How to Increase Voter Turnout With the Millennials
- The economy was the issue that caused the most extraordinary backlash. Despite Obama’s handling of the economic situation, the economy is the #1 issue for large shares of voters, including millennials, according to research.
- This finding may be significant in presidential elections because this generation is less likely to say they will vote for a candidate who would not fix the economy.
- Youth support the rights of illegal immigrants and believe allowing gays and lesbians to marry would strengthen the nation.
- Although Obama may have done a better job keeping the country safe, support is waning for sending more troops into combat. Despite the economy showing signs of improvement, jobs are not the top concern of voters. 47% of voters say the economy is not going in the right direction, but terrorism was in their top five concerns.
The demographics of the electorate also suggest the future maybe not just Gen Z but also millennials. According to the United States Census Bureau, the number of citizens between 18 and 29 grew 16.1% from 2000 to 2010. This age group showed the most significant increase in Democrats (+26.3%), and among these young voters, a majority (54%) are registered to vote. These voters are more likely to live in a household with internet access, explaining why youth have transitioned from the internet to politics.
The millennial generation will be the largest voting block in the next United States presidential election, and they are also more likely to be environmentally minded. Suppose these voters are made aware of the energy crisis in the Middle East and the importance of alternative energy sources. In that case, they could sway in a more liberal direction than current polls indicate. As a result, climate change will be a significant focus of every election going forward.
In a recent HuffPost/YouGov poll, most (54%) of 18-29-year-old voters stated that climate change is a significant issue for the United States. That action must be taken to reduce carbon emissions. Furthermore, a recent USA Today/Gravis poll found that if young people are given a specific issue to vote for in the presidential election, it would be climate change. According to the poll, among this age group, 61 percent would vote for protecting the environment. In comparison, just 28 percent would vote for the more traditional issues of health care and economic issues.
Young people are now more likely than any other voting bloc to say that climate change is a serious problem and are also more likely to say that the Earth is warming. They are also more likely to say it is caused by human activity (54 percent vs. 43 percent).
The energy crisis will not be solved by any incremental action on our part. It will only be resolved when the oil-producing nations either take the necessary steps to curtail their emissions or face the consequences. If the former, we will all suffer a “global recession.”

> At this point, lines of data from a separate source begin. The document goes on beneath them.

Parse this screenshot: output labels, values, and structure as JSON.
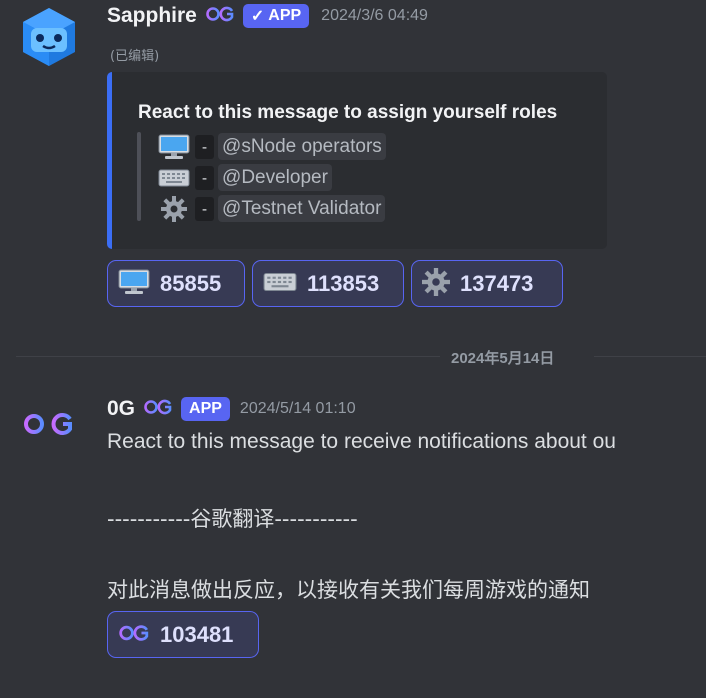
{
  "message1": {
    "author": "Sapphire",
    "badge": "APP",
    "badge_check": "✓",
    "timestamp": "2024/3/6 04:49",
    "edited": "(已编辑)",
    "embed": {
      "accent": "#3b6ef5",
      "title": "React to this message to assign yourself roles",
      "roles": [
        {
          "icon": "desktop-computer-icon",
          "dash": "-",
          "role": "@sNode operators"
        },
        {
          "icon": "keyboard-icon",
          "dash": "-",
          "role": "@Developer"
        },
        {
          "icon": "gear-icon",
          "dash": "-",
          "role": "@Testnet Validator"
        }
      ]
    },
    "reactions": [
      {
        "icon": "desktop-computer-icon",
        "count": "85855"
      },
      {
        "icon": "keyboard-icon",
        "count": "113853"
      },
      {
        "icon": "gear-icon",
        "count": "137473"
      }
    ]
  },
  "date_divider": "2024年5月14日",
  "message2": {
    "author": "0G",
    "badge": "APP",
    "timestamp": "2024/5/14 01:10",
    "lines": [
      "React to this message to receive notifications about ou",
      "-----------谷歌翻译-----------",
      "对此消息做出反应，以接收有关我们每周游戏的通知"
    ],
    "reactions": [
      {
        "icon": "0g-logo-icon",
        "count": "103481"
      }
    ]
  },
  "colors": {
    "background": "#313338",
    "badge": "#5865f2",
    "reaction_bg": "#373a54"
  }
}
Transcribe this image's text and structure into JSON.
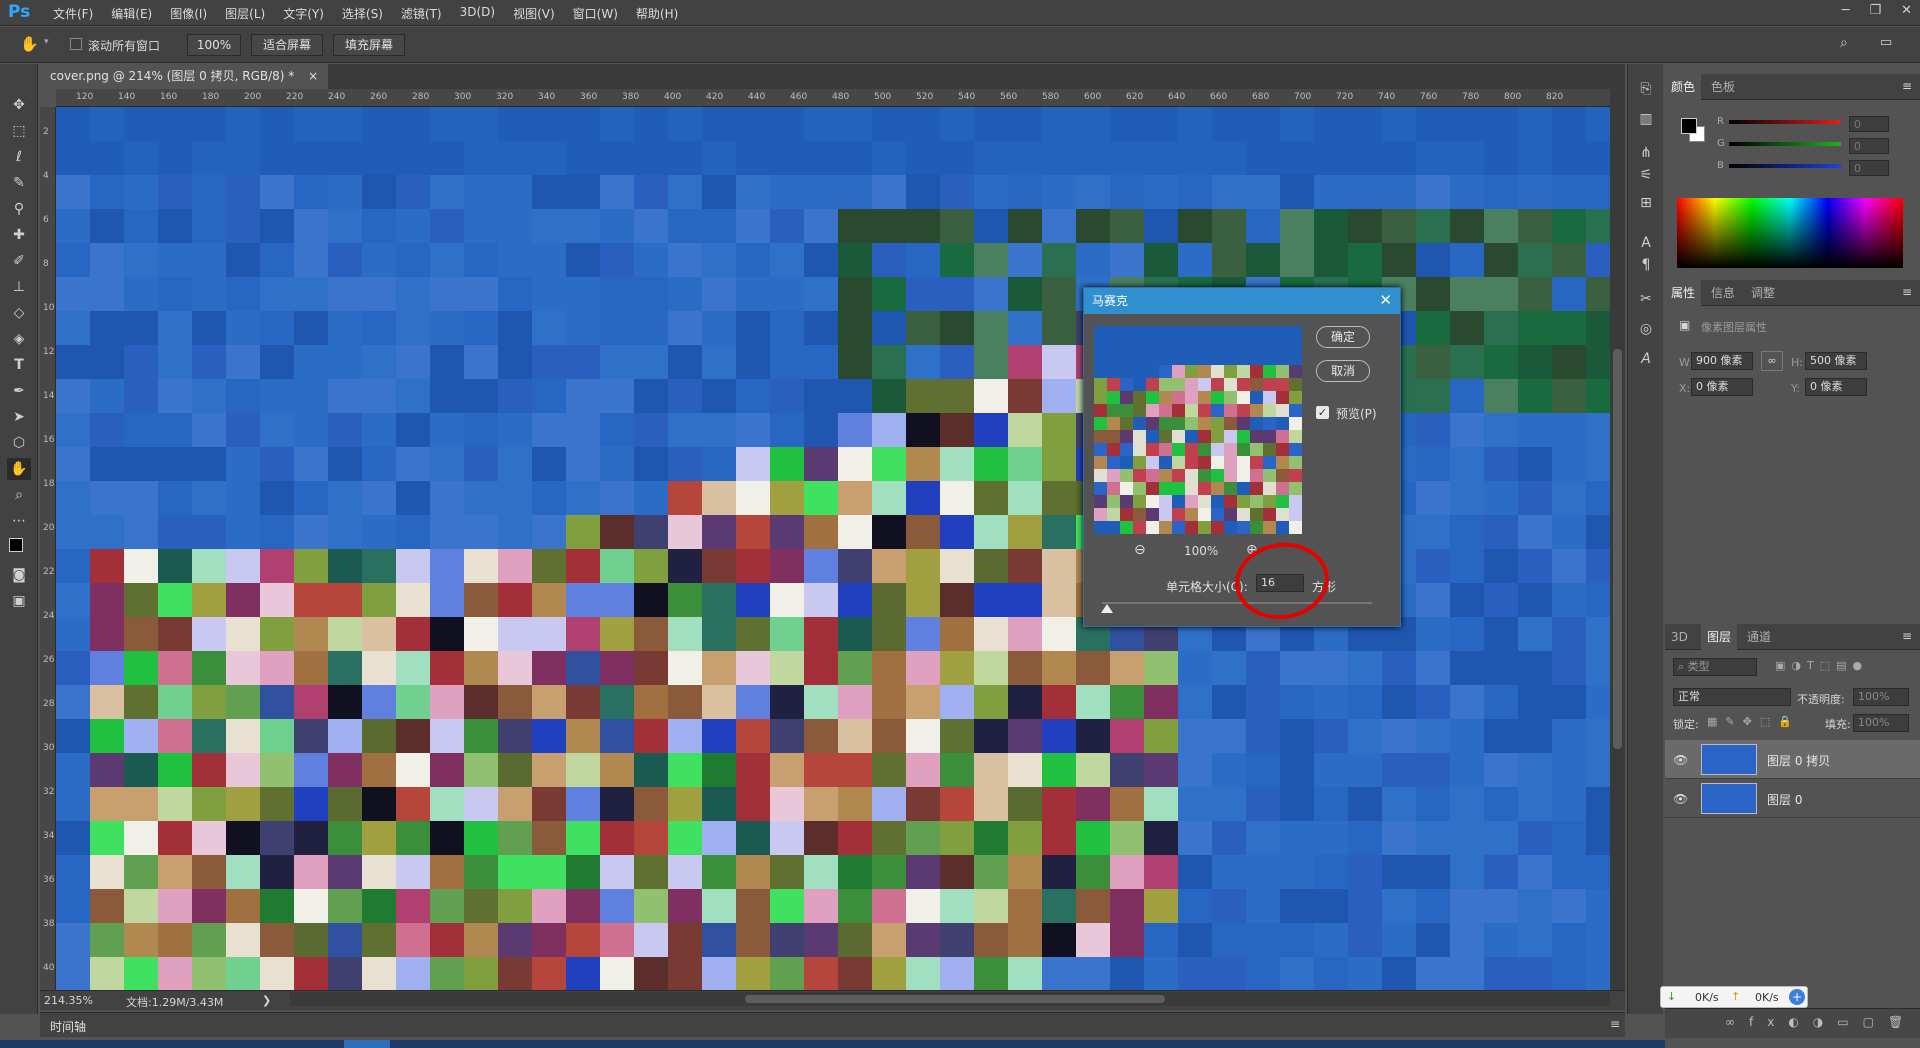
{
  "app": {
    "logo": "Ps",
    "menus": [
      "文件(F)",
      "编辑(E)",
      "图像(I)",
      "图层(L)",
      "文字(Y)",
      "选择(S)",
      "滤镜(T)",
      "3D(D)",
      "视图(V)",
      "窗口(W)",
      "帮助(H)"
    ],
    "window_controls": [
      "─",
      "❐",
      "✕"
    ]
  },
  "options_bar": {
    "scroll_all_label": "滚动所有窗口",
    "zoom_value": "100%",
    "fit_screen": "适合屏幕",
    "fill_screen": "填充屏幕"
  },
  "document": {
    "tab_title": "cover.png @ 214% (图层 0 拷贝, RGB/8) *",
    "tab_close": "×",
    "hruler_ticks": [
      "120",
      "140",
      "160",
      "180",
      "200",
      "220",
      "240",
      "260",
      "280",
      "300",
      "320",
      "340",
      "360",
      "380",
      "400",
      "420",
      "440",
      "460",
      "480",
      "500",
      "520",
      "540",
      "560",
      "580",
      "600",
      "620",
      "640",
      "660",
      "680",
      "700",
      "720",
      "740",
      "760",
      "780",
      "800",
      "820"
    ],
    "vruler_ticks": [
      "2",
      "4",
      "6",
      "8",
      "10",
      "12",
      "14",
      "16",
      "18",
      "20",
      "22",
      "24",
      "26",
      "28",
      "30",
      "32",
      "34",
      "36",
      "38",
      "40"
    ]
  },
  "status": {
    "zoom": "214.35%",
    "doc_info": "文档:1.29M/3.43M",
    "arrow": "❯"
  },
  "timeline_label": "时间轴",
  "mosaic_dialog": {
    "title": "马赛克",
    "ok": "确定",
    "cancel": "取消",
    "preview_label": "预览(P)",
    "preview_checked": true,
    "zoom": "100%",
    "cell_size_label": "单元格大小(C):",
    "cell_size_value": "16",
    "unit": "方形",
    "slider_fraction": 0.02
  },
  "color_panel": {
    "tabs": [
      "颜色",
      "色板"
    ],
    "channels": [
      {
        "label": "R",
        "value": "0",
        "color": "#e02020"
      },
      {
        "label": "G",
        "value": "0",
        "color": "#20b020"
      },
      {
        "label": "B",
        "value": "0",
        "color": "#2040e0"
      }
    ]
  },
  "properties_panel": {
    "tabs": [
      "属性",
      "信息",
      "调整"
    ],
    "header": "像素图层属性",
    "w_label": "W:",
    "w_value": "900 像素",
    "h_label": "H:",
    "h_value": "500 像素",
    "x_label": "X:",
    "x_value": "0 像素",
    "y_label": "Y:",
    "y_value": "0 像素"
  },
  "layers_panel": {
    "tabs": [
      "3D",
      "图层",
      "通道"
    ],
    "filter_kind": "类型",
    "blend_mode": "正常",
    "opacity_label": "不透明度:",
    "opacity_value": "100%",
    "lock_label": "锁定:",
    "fill_label": "填充:",
    "fill_value": "100%",
    "layers": [
      {
        "name": "图层 0 拷贝",
        "selected": true
      },
      {
        "name": "图层 0",
        "selected": false
      }
    ]
  },
  "net_widget": {
    "down": "0K/s",
    "up": "0K/s"
  },
  "colors": {
    "accent": "#31a8ff",
    "dialog_title": "#2f8fcf",
    "annotation": "#e60000"
  }
}
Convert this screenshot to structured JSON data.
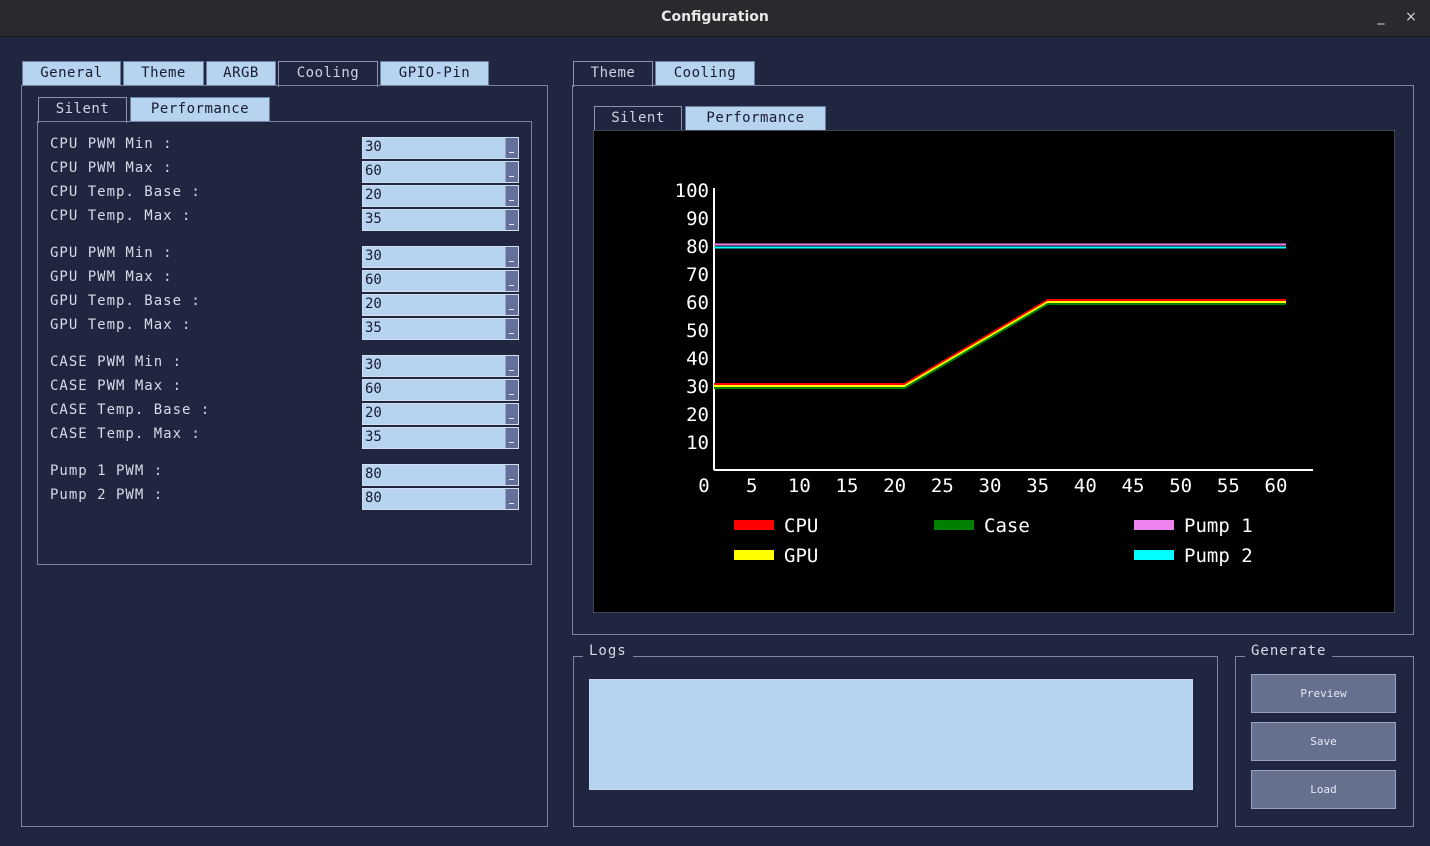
{
  "window": {
    "title": "Configuration",
    "minimize_label": "_",
    "close_label": "×"
  },
  "left": {
    "tabs": [
      "General",
      "Theme",
      "ARGB",
      "Cooling",
      "GPIO-Pin"
    ],
    "active_tab": "Cooling",
    "subtabs": [
      "Silent",
      "Performance"
    ],
    "active_subtab": "Silent",
    "fields": [
      {
        "label": "CPU PWM Min :",
        "value": "30"
      },
      {
        "label": "CPU PWM Max :",
        "value": "60"
      },
      {
        "label": "CPU Temp. Base :",
        "value": "20"
      },
      {
        "label": "CPU Temp. Max :",
        "value": "35"
      },
      {
        "label": "GPU PWM Min :",
        "value": "30"
      },
      {
        "label": "GPU PWM Max :",
        "value": "60"
      },
      {
        "label": "GPU Temp. Base :",
        "value": "20"
      },
      {
        "label": "GPU Temp. Max :",
        "value": "35"
      },
      {
        "label": "CASE PWM Min :",
        "value": "30"
      },
      {
        "label": "CASE PWM Max :",
        "value": "60"
      },
      {
        "label": "CASE Temp. Base :",
        "value": "20"
      },
      {
        "label": "CASE Temp. Max :",
        "value": "35"
      },
      {
        "label": "Pump 1 PWM :",
        "value": "80"
      },
      {
        "label": "Pump 2 PWM :",
        "value": "80"
      }
    ]
  },
  "right": {
    "tabs": [
      "Theme",
      "Cooling"
    ],
    "active_tab": "Theme",
    "subtabs": [
      "Silent",
      "Performance"
    ],
    "active_subtab": "Silent"
  },
  "logs": {
    "title": "Logs",
    "content": ""
  },
  "generate": {
    "title": "Generate",
    "preview_label": "Preview",
    "save_label": "Save",
    "load_label": "Load"
  },
  "chart_data": {
    "type": "line",
    "background": "#000000",
    "xlim": [
      0,
      60
    ],
    "ylim": [
      0,
      100
    ],
    "xticks": [
      0,
      5,
      10,
      15,
      20,
      25,
      30,
      35,
      40,
      45,
      50,
      55,
      60
    ],
    "yticks": [
      10,
      20,
      30,
      40,
      50,
      60,
      70,
      80,
      90,
      100
    ],
    "series": [
      {
        "name": "CPU",
        "color": "#ff0000",
        "x": [
          0,
          20,
          35,
          60
        ],
        "y": [
          30,
          30,
          60,
          60
        ]
      },
      {
        "name": "GPU",
        "color": "#ffff00",
        "x": [
          0,
          20,
          35,
          60
        ],
        "y": [
          30,
          30,
          60,
          60
        ]
      },
      {
        "name": "Case",
        "color": "#008000",
        "x": [
          0,
          20,
          35,
          60
        ],
        "y": [
          30,
          30,
          60,
          60
        ]
      },
      {
        "name": "Pump 1",
        "color": "#ee82ee",
        "x": [
          0,
          60
        ],
        "y": [
          80,
          80
        ]
      },
      {
        "name": "Pump 2",
        "color": "#00ffff",
        "x": [
          0,
          60
        ],
        "y": [
          80,
          80
        ]
      }
    ],
    "legend": [
      {
        "name": "CPU",
        "color": "#ff0000"
      },
      {
        "name": "Case",
        "color": "#008000"
      },
      {
        "name": "Pump 1",
        "color": "#ee82ee"
      },
      {
        "name": "GPU",
        "color": "#ffff00"
      },
      {
        "name": "Pump 2",
        "color": "#00ffff"
      }
    ],
    "legend_placement": "bottom",
    "grid": false
  }
}
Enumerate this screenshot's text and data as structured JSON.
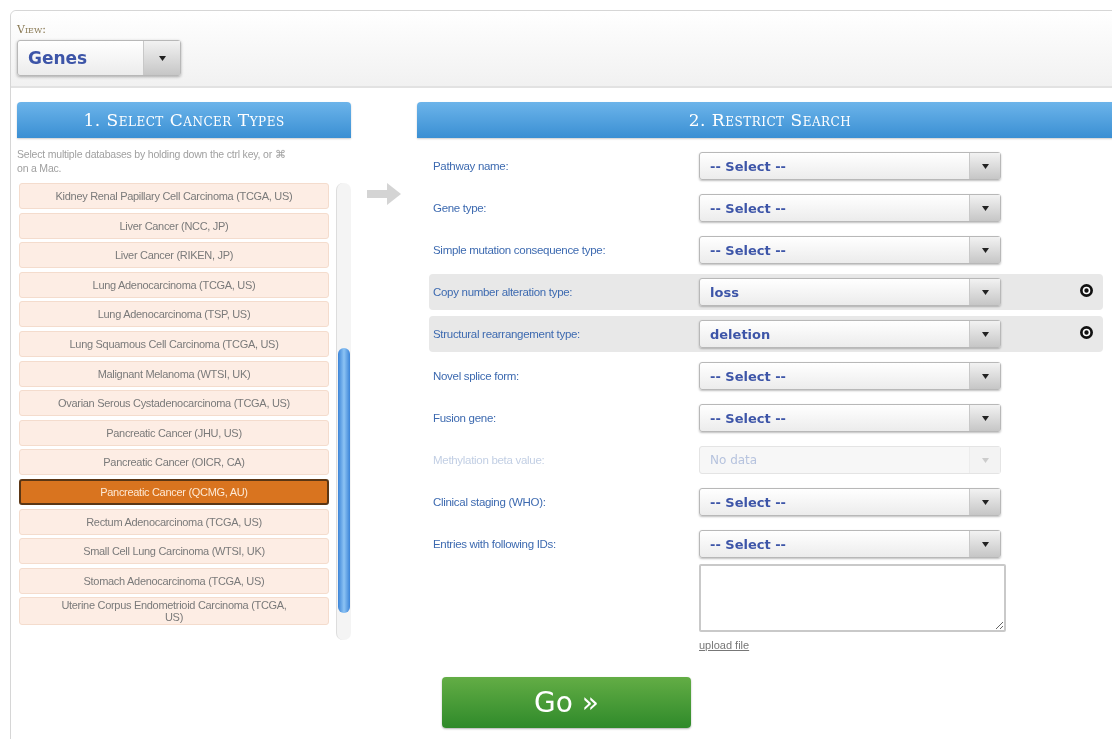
{
  "view": {
    "label": "View:",
    "value": "Genes"
  },
  "cancer_types": {
    "title": "1. Select Cancer Types",
    "help": "Select multiple databases by holding down the ctrl key, or ⌘ on a Mac.",
    "items": [
      {
        "label": "Kidney Renal Papillary Cell Carcinoma (TCGA, US)",
        "selected": false
      },
      {
        "label": "Liver Cancer (NCC, JP)",
        "selected": false
      },
      {
        "label": "Liver Cancer (RIKEN, JP)",
        "selected": false
      },
      {
        "label": "Lung Adenocarcinoma (TCGA, US)",
        "selected": false
      },
      {
        "label": "Lung Adenocarcinoma (TSP, US)",
        "selected": false
      },
      {
        "label": "Lung Squamous Cell Carcinoma (TCGA, US)",
        "selected": false
      },
      {
        "label": "Malignant Melanoma (WTSI, UK)",
        "selected": false
      },
      {
        "label": "Ovarian Serous Cystadenocarcinoma (TCGA, US)",
        "selected": false
      },
      {
        "label": "Pancreatic Cancer (JHU, US)",
        "selected": false
      },
      {
        "label": "Pancreatic Cancer (OICR, CA)",
        "selected": false
      },
      {
        "label": "Pancreatic Cancer (QCMG, AU)",
        "selected": true
      },
      {
        "label": "Rectum Adenocarcinoma (TCGA, US)",
        "selected": false
      },
      {
        "label": "Small Cell Lung Carcinoma (WTSI, UK)",
        "selected": false
      },
      {
        "label": "Stomach Adenocarcinoma (TCGA, US)",
        "selected": false
      },
      {
        "label": "Uterine Corpus Endometrioid Carcinoma (TCGA, US)",
        "selected": false
      }
    ]
  },
  "restrict_search": {
    "title": "2. Restrict Search",
    "filters": [
      {
        "label": "Pathway name:",
        "value": "-- Select --",
        "disabled": false,
        "removable": false
      },
      {
        "label": "Gene type:",
        "value": "-- Select --",
        "disabled": false,
        "removable": false
      },
      {
        "label": "Simple mutation consequence type:",
        "value": "-- Select --",
        "disabled": false,
        "removable": false
      },
      {
        "label": "Copy number alteration type:",
        "value": "loss",
        "disabled": false,
        "removable": true
      },
      {
        "label": "Structural rearrangement type:",
        "value": "deletion",
        "disabled": false,
        "removable": true
      },
      {
        "label": "Novel splice form:",
        "value": "-- Select --",
        "disabled": false,
        "removable": false
      },
      {
        "label": "Fusion gene:",
        "value": "-- Select --",
        "disabled": false,
        "removable": false
      },
      {
        "label": "Methylation beta value:",
        "value": "No data",
        "disabled": true,
        "removable": false
      },
      {
        "label": "Clinical staging (WHO):",
        "value": "-- Select --",
        "disabled": false,
        "removable": false
      },
      {
        "label": "Entries with following IDs:",
        "value": "-- Select --",
        "disabled": false,
        "removable": false
      }
    ],
    "upload_link": "upload file"
  },
  "go_button": "Go »"
}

We have the technology to resolve both issues through technological improvements and more efficient energy use. We need to get ourselves to grips with it. In my view, the only hope is for humankind to take the first steps towards a brighter future.
Election Voter turnout a critical issue
The problem facing us due to rising sea levels, crop failures, extreme weather conditions, drought, massive floods, and species extinction could be catastrophic if we do not act now.
If you are registered to vote then it will be easy for you to register for our campaign on sustainable home ownership.
Michael T. Thomas